IMPORTANT NOTE: When you eliminate something, you need to make sure it isn’t actually hiding in other foods, or the whole point of eliminating it for a few weeks is lost. Packaged foods, sauces, dressings and restaurant food are notorious for adding ingredients that you would never think are there. Most people are aware that sugar hides in almost everything, but did you also know that wheat is often added to processed meats and soy sauce, and lactose can even be found in some medications or supplements?
When in doubt you HAVE to ask the server in a restaurant about hidden ingredients, read labels, and consider cooking from scratch.
What if it doesn’t work?
If eliminating these two common food intolerances doesn’t work, then you can go even further by eliminating all dairy (even lactose-free) and all grains (even gluten-free) for three weeks.
You might even like to get some help from a qualified healthcare practitioner, and that’s OK.
I don’t want you to continue suffering if you don’t need to!
Recipe (dairy-free milk): Homemade Nut/Seed Milk
Makes 3 cups
½ cup raw nuts/seeds (almonds, walnuts, pecans, pumpkin seeds, or sesame seeds)
2 cups water
¼ teaspoon vanilla extract (optional)
- Soak nuts/seeds for about 8 hours (optional, but recommended).
- Dump soaking water & rinse nuts/seeds.
- Add soaked nuts/seeds and 2 cups water to a high-speed blender and blend on high for about one minute until very smooth.
- Strain through a small mesh sieve with 2 layers of cheesecloth.
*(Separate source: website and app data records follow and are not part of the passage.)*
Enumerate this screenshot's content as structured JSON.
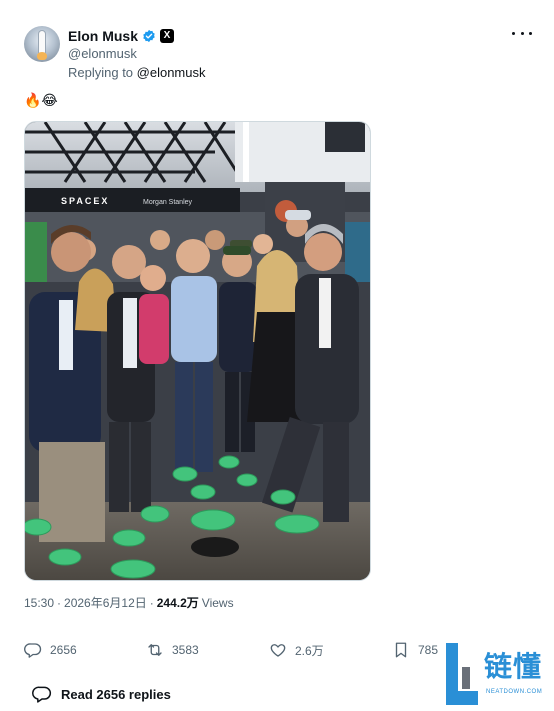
{
  "author": {
    "display_name": "Elon Musk",
    "handle": "@elonmusk",
    "replying_label": "Replying to ",
    "replying_to": "@elonmusk",
    "x_badge": "X"
  },
  "tweet": {
    "text": "🔥😂"
  },
  "media": {
    "storefront_sign_1": "SPACEX",
    "storefront_sign_2": "Morgan Stanley"
  },
  "meta": {
    "time": "15:30",
    "separator": "·",
    "date": "2026年6月12日",
    "views_count": "244.2万",
    "views_label": "Views"
  },
  "actions": {
    "replies": "2656",
    "reposts": "3583",
    "likes": "2.6万",
    "bookmarks": "785"
  },
  "read_replies": {
    "label": "Read 2656 replies"
  },
  "watermark": {
    "title": "链懂",
    "subtitle": "NEATDOWN.COM"
  },
  "colors": {
    "verified": "#1d9bf0",
    "muted": "#536471",
    "text": "#0f1419",
    "watermark": "#2a8fd6"
  }
}
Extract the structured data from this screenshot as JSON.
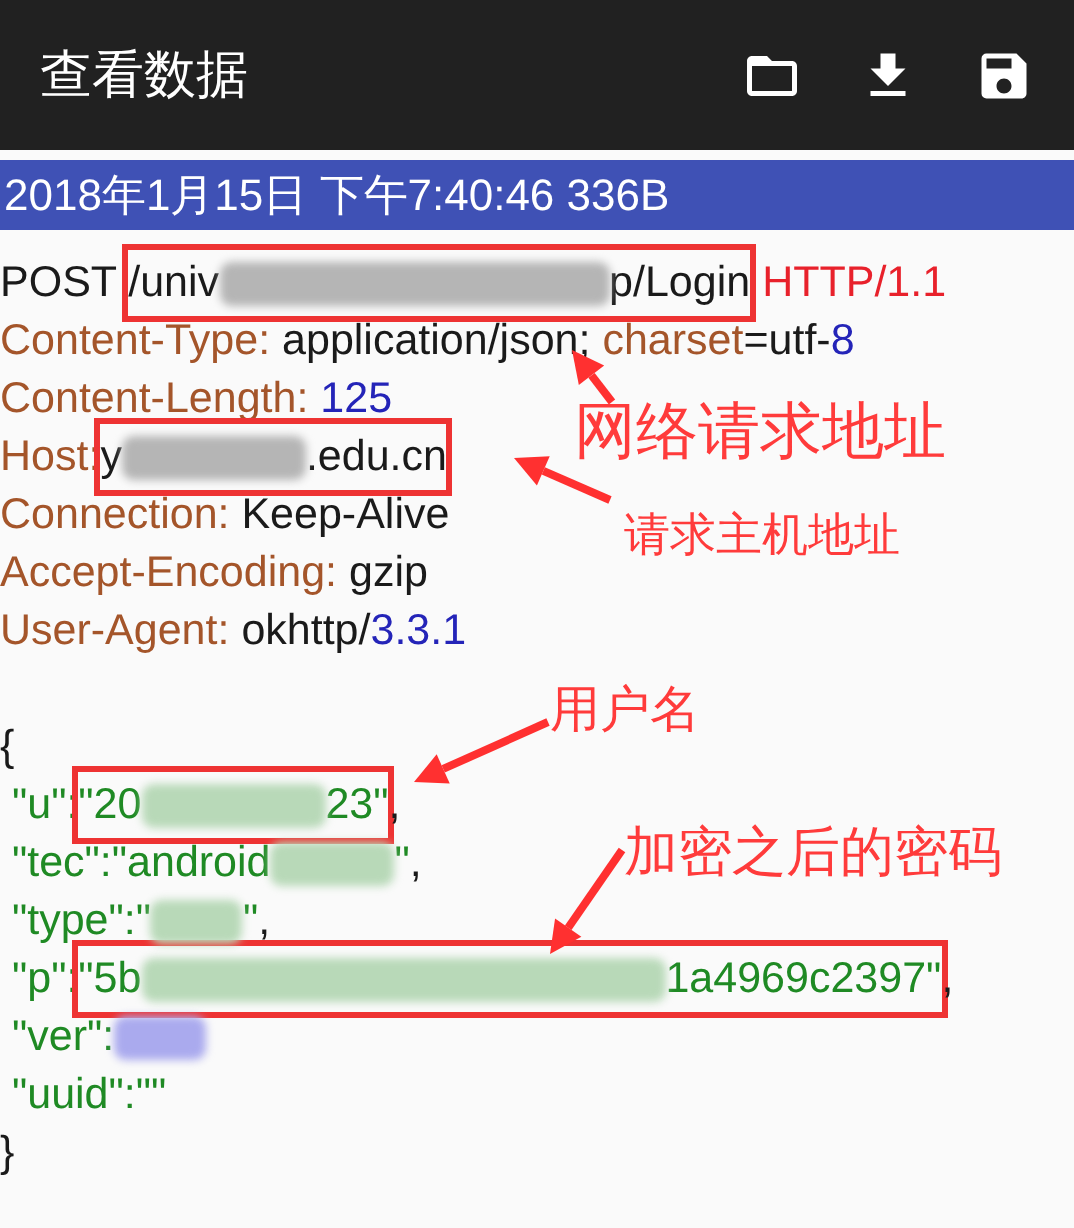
{
  "app_bar": {
    "title": "查看数据"
  },
  "record_bar": {
    "text": "2018年1月15日 下午7:40:46 336B"
  },
  "request_lines": [
    {
      "segments": [
        {
          "kind": "text",
          "color": "#1a1a1a",
          "text": "POST "
        },
        {
          "kind": "boxed",
          "segments": [
            {
              "kind": "text",
              "color": "#1a1a1a",
              "text": "/univ"
            },
            {
              "kind": "redacted-l",
              "color": "#b5b5b5"
            },
            {
              "kind": "text",
              "color": "#1a1a1a",
              "text": "p/Login"
            }
          ]
        },
        {
          "kind": "text",
          "color": "#e8212b",
          "text": " HTTP/1.1"
        }
      ]
    },
    {
      "segments": [
        {
          "kind": "text",
          "color": "#a4552a",
          "text": "Content-Type: "
        },
        {
          "kind": "text",
          "color": "#1a1a1a",
          "text": "application/json; "
        },
        {
          "kind": "text",
          "color": "#a4552a",
          "text": "charset"
        },
        {
          "kind": "text",
          "color": "#1a1a1a",
          "text": "=utf-"
        },
        {
          "kind": "text",
          "color": "#2424b8",
          "text": "8"
        }
      ]
    },
    {
      "segments": [
        {
          "kind": "text",
          "color": "#a4552a",
          "text": "Content-Length: "
        },
        {
          "kind": "text",
          "color": "#2424b8",
          "text": "125"
        }
      ]
    },
    {
      "segments": [
        {
          "kind": "text",
          "color": "#a4552a",
          "text": "Host:"
        },
        {
          "kind": "boxed",
          "segments": [
            {
              "kind": "text",
              "color": "#1a1a1a",
              "text": "y"
            },
            {
              "kind": "redacted-m",
              "color": "#b5b5b5"
            },
            {
              "kind": "text",
              "color": "#1a1a1a",
              "text": ".edu.cn"
            }
          ]
        }
      ]
    },
    {
      "segments": [
        {
          "kind": "text",
          "color": "#a4552a",
          "text": "Connection: "
        },
        {
          "kind": "text",
          "color": "#1a1a1a",
          "text": "Keep-Alive"
        }
      ]
    },
    {
      "segments": [
        {
          "kind": "text",
          "color": "#a4552a",
          "text": "Accept-Encoding: "
        },
        {
          "kind": "text",
          "color": "#1a1a1a",
          "text": "gzip"
        }
      ]
    },
    {
      "segments": [
        {
          "kind": "text",
          "color": "#a4552a",
          "text": "User-Agent: "
        },
        {
          "kind": "text",
          "color": "#1a1a1a",
          "text": "okhttp/"
        },
        {
          "kind": "text",
          "color": "#2424b8",
          "text": "3.3.1"
        }
      ]
    }
  ],
  "body_lines": [
    {
      "segments": [
        {
          "kind": "text",
          "color": "#1a1a1a",
          "text": "{"
        }
      ]
    },
    {
      "segments": [
        {
          "kind": "text",
          "color": "#1f8a24",
          "text": " \"u\":"
        },
        {
          "kind": "boxed",
          "segments": [
            {
              "kind": "text",
              "color": "#1f8a24",
              "text": "\"20"
            },
            {
              "kind": "redacted-m",
              "color": "#b8d9b8"
            },
            {
              "kind": "text",
              "color": "#1f8a24",
              "text": "23\""
            }
          ]
        },
        {
          "kind": "text",
          "color": "#1a1a1a",
          "text": ","
        }
      ]
    },
    {
      "segments": [
        {
          "kind": "text",
          "color": "#1f8a24",
          "text": " \"tec\":\"android"
        },
        {
          "kind": "redacted-s",
          "color": "#b8d9b8"
        },
        {
          "kind": "text",
          "color": "#1f8a24",
          "text": "\""
        },
        {
          "kind": "text",
          "color": "#1a1a1a",
          "text": ","
        }
      ]
    },
    {
      "segments": [
        {
          "kind": "text",
          "color": "#1f8a24",
          "text": " \"type\":\""
        },
        {
          "kind": "redacted-xs",
          "color": "#b8d9b8"
        },
        {
          "kind": "text",
          "color": "#1f8a24",
          "text": "\""
        },
        {
          "kind": "text",
          "color": "#1a1a1a",
          "text": ","
        }
      ]
    },
    {
      "segments": [
        {
          "kind": "text",
          "color": "#1f8a24",
          "text": " \"p\":"
        },
        {
          "kind": "boxed",
          "segments": [
            {
              "kind": "text",
              "color": "#1f8a24",
              "text": "\"5b"
            },
            {
              "kind": "redacted-xl",
              "color": "#b8d9b8"
            },
            {
              "kind": "text",
              "color": "#1f8a24",
              "text": "1a4969c2397\""
            }
          ]
        },
        {
          "kind": "text",
          "color": "#1a1a1a",
          "text": ","
        }
      ]
    },
    {
      "segments": [
        {
          "kind": "text",
          "color": "#1f8a24",
          "text": " \"ver\":"
        },
        {
          "kind": "redacted-xs",
          "color": "#aaaaee"
        }
      ]
    },
    {
      "segments": [
        {
          "kind": "text",
          "color": "#1f8a24",
          "text": " \"uuid\":\"\""
        }
      ]
    },
    {
      "segments": [
        {
          "kind": "text",
          "color": "#1a1a1a",
          "text": "}"
        }
      ]
    }
  ],
  "annotations": [
    {
      "text": "网络请求地址"
    },
    {
      "text": "请求主机地址"
    },
    {
      "text": "用户名"
    },
    {
      "text": "加密之后的密码"
    }
  ]
}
Squeeze if necessary.
Serve & enjoy!
Tip: You can store the milk in an airtight container in the fridge for up to 7 days. So, why not make a double batch?!